[Items from a data source]
━━━━━━━━━━━━━━━━
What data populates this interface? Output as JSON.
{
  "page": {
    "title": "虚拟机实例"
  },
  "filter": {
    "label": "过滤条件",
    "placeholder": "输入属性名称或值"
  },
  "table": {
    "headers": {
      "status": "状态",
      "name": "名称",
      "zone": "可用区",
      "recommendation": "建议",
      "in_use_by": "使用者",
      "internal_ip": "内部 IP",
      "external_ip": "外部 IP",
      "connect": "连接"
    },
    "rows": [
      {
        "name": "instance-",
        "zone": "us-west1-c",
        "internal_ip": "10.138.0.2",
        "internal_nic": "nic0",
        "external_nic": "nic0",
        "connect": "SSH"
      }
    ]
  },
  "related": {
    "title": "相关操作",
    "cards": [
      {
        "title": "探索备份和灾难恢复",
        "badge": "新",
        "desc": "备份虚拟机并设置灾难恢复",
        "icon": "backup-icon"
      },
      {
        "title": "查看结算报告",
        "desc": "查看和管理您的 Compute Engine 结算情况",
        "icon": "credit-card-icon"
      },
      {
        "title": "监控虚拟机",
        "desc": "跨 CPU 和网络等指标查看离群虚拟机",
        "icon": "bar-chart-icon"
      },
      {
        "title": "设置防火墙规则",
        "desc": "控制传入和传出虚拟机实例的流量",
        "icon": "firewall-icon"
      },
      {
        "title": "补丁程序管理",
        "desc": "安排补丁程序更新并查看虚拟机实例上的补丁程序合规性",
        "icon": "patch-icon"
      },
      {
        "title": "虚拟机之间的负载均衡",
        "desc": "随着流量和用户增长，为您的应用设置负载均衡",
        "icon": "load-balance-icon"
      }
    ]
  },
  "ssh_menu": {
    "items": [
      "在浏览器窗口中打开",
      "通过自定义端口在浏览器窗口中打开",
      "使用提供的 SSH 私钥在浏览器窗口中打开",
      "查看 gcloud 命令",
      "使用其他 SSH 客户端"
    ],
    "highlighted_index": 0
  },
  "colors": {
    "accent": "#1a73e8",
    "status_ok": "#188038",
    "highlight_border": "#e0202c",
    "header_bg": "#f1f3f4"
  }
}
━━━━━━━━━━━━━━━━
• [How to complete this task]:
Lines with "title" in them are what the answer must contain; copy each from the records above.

• [Task result]:
    "title": "虚拟机实例"
    "title": "相关操作",
        "title": "探索备份和灾难恢复",
        "title": "查看结算报告",
        "title": "监控虚拟机",
        "title": "设置防火墙规则",
        "title": "补丁程序管理",
        "title": "虚拟机之间的负载均衡",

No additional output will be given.